Democratization of Decision-Making — Implications for Access to Justice Institutions

Tom Friedman in the NY Times, argues that both both companies and counties, the old top down decision-making and leadership systems are obsolete.

The main driver, I believe, is the merger of globalization and the Information Technology revolution. Both of them achieved a critical mass in the first decade of the 21st century that has resulted in the democratization — all at once — of so many things that neither weak states nor weak companies can stand up against. We’ve seen the democratization of information, where everyone is now a publisher; the democratization of war-fighting, where individuals became superempowered (enough so, in the case of Al Qaeda, to take on a superpower); the democratization of innovation, wherein start-ups using free open-source software and “the cloud” can challenge global companies.

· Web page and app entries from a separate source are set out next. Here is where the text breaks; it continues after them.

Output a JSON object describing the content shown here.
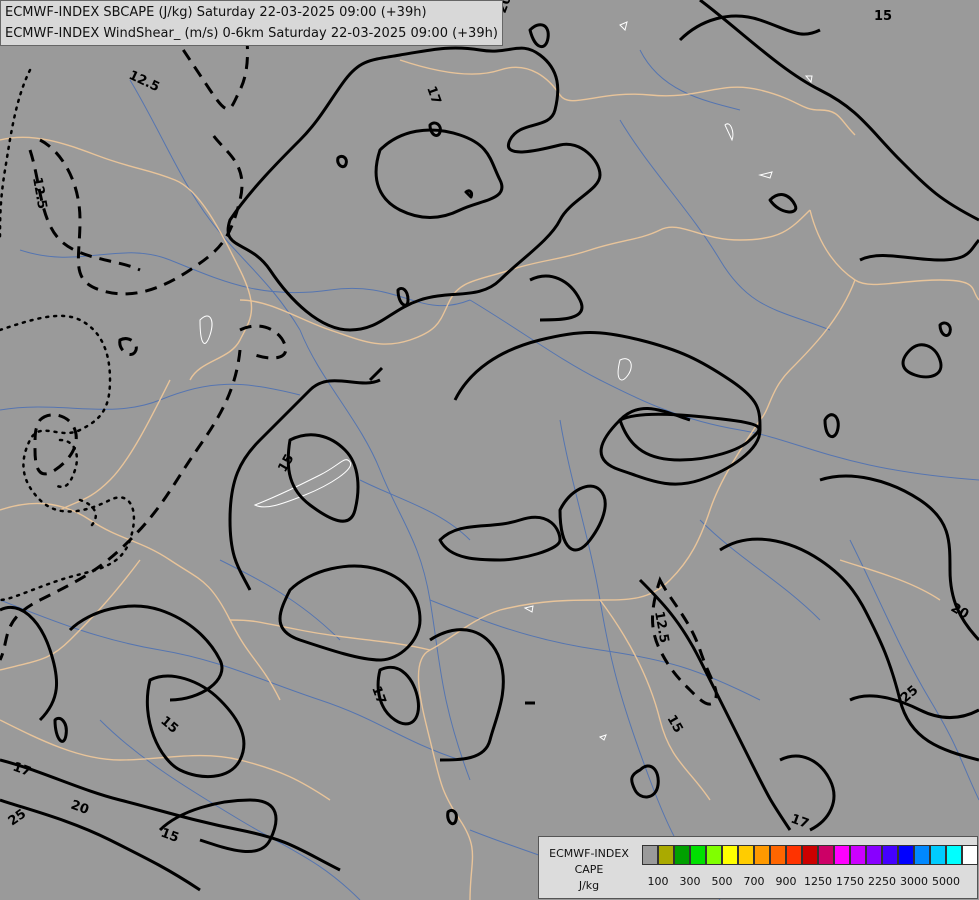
{
  "header": {
    "line1": "ECMWF-INDEX SBCAPE (J/kg) Saturday 22-03-2025 09:00 (+39h)",
    "line2": "ECMWF-INDEX WindShear_ (m/s) 0-6km Saturday 22-03-2025 09:00 (+39h)"
  },
  "contour_labels": [
    "20",
    "15",
    "12.5",
    "17",
    "12.5",
    "17",
    "15",
    "12.5",
    "15",
    "17",
    "15",
    "17",
    "20",
    "25",
    "15",
    "20",
    "25",
    "15",
    "17"
  ],
  "legend": {
    "title_line1": "ECMWF-INDEX",
    "title_line2": "CAPE",
    "title_line3": "J/kg",
    "colors": [
      "#9a9a9a",
      "#aaaa00",
      "#00a000",
      "#00e000",
      "#80ff00",
      "#ffff00",
      "#ffcc00",
      "#ff9900",
      "#ff6600",
      "#ff3300",
      "#cc0000",
      "#cc0066",
      "#ff00ff",
      "#cc00ff",
      "#8800ff",
      "#4400ff",
      "#0000ff",
      "#0088ff",
      "#00ccff",
      "#00ffff",
      "#ffffff"
    ],
    "tick_labels": [
      "100",
      "300",
      "500",
      "700",
      "900",
      "1250",
      "1750",
      "2250",
      "3000",
      "5000"
    ]
  }
}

He goes on to urge a different kind of leadership, one that leads by vision rather than by command:

“As power shifts to individuals,” argues Seidman [the C.E.O. of LRN and the author of the book “How.” ], “leadership itself must shift with it — from coercive or motivational leadership that uses sticks or carrots to extract performance and allegiance out of people to inspirational leadership that inspires commitment and innovation and hope in people.”

The role of the leader now is to get the best of what is coming up from below and then meld it with a vision from above. Are you listening, Mr. Putin?

This kind of leadership is especially critical today, adds Seidman, “when people are creating a lot of ‘freedom from’ things — freedom from oppression or whatever system is in their way — but have not yet scaled the values and built the institutional frameworks that enable ‘freedom to’ — freedom to build a career, a business or a meaningful life.”

I would like to think that, in the state and national leadership organizations responsible for access to justice, we are starting to see this kind of thinking taking hold.  In one sense it has always been true that this is a community that has resisted traditional forms of leadership.  What I hope is happening is that we are getting beyond an environment of resistance to seeing the creation of groupings, events, and ideas that will now light up the beacons around which distributed leadership can gather, focus, and move forward.

Some possible examples of positive signs:

  • The continuing spread of the Access Commissions, and their steady expansion into a broad view of leadership and mission (from an initially limited fund-raising role)
  • New SJI investment priorities that reflect broadly accepted needs at the state level and can support idea-driven innovation
  • LSC’s plans for a Technology Summit which could create the intellectual framework for next generation leadership
  • The DOJ Access Initiative quietly acting in strong support of state based initiatives that bring multiple players together
  • The work on outcomes research and delivery system mapping which create a set of common understandings that allow consensual and collective leadership to come together and operate
  • The continued expansion of the technology infrastructure in access institutions, which can provide platforms for additional delivery innovations based on common understandings.

So maybe we need more dialog within the Courts, legal aid, the Commissions, and the national organizations about such motivational leadership, and how such leadership can  facilitate of action.  I would note that motivational leadership is much more than giving speeches about how important access is.  Rather it is about taking visible, engaged, transparent, and motivating steps showing how action can change things, and it is about building institutions in which those who want to change things can do so on their own or in small groups.  It means breaking down hierarchical barriers to innovation, and perhaps most important of all right now, finding ways to prevent budget woes from inhibiting bottom up flexibility and action.

Interestingly, it is encouraging that most of the already-tested low cost innovations highlighted in this article I wrote early in the economic crisis with Frank Broccolina seem to pass this test.  They are facilitative rather than command-driven.  To be specific:  Educational programs for judges make it easier for them to be innovative.  Unbundling rules similarly help attorneys innovate.  Staff training on what court staff can do  allows for innovation in access.  Forms allow for a wide range of experiments in pro bono, court and attorney services, and the like.  Library partnering opens up a whole range of options for leadership.  Finally, Justice Corps simply shifts lives.

Lets build more such possibilities, and lets challenge the national organizations to think explicitly in those terms.


About richardzorza

I am deeply involved in access to justice and the patient voice movement.
This entry was posted in Access to Justice Boards, Court Management, Dept. of Justice, Technology, Transparency. Bookmark the permalink.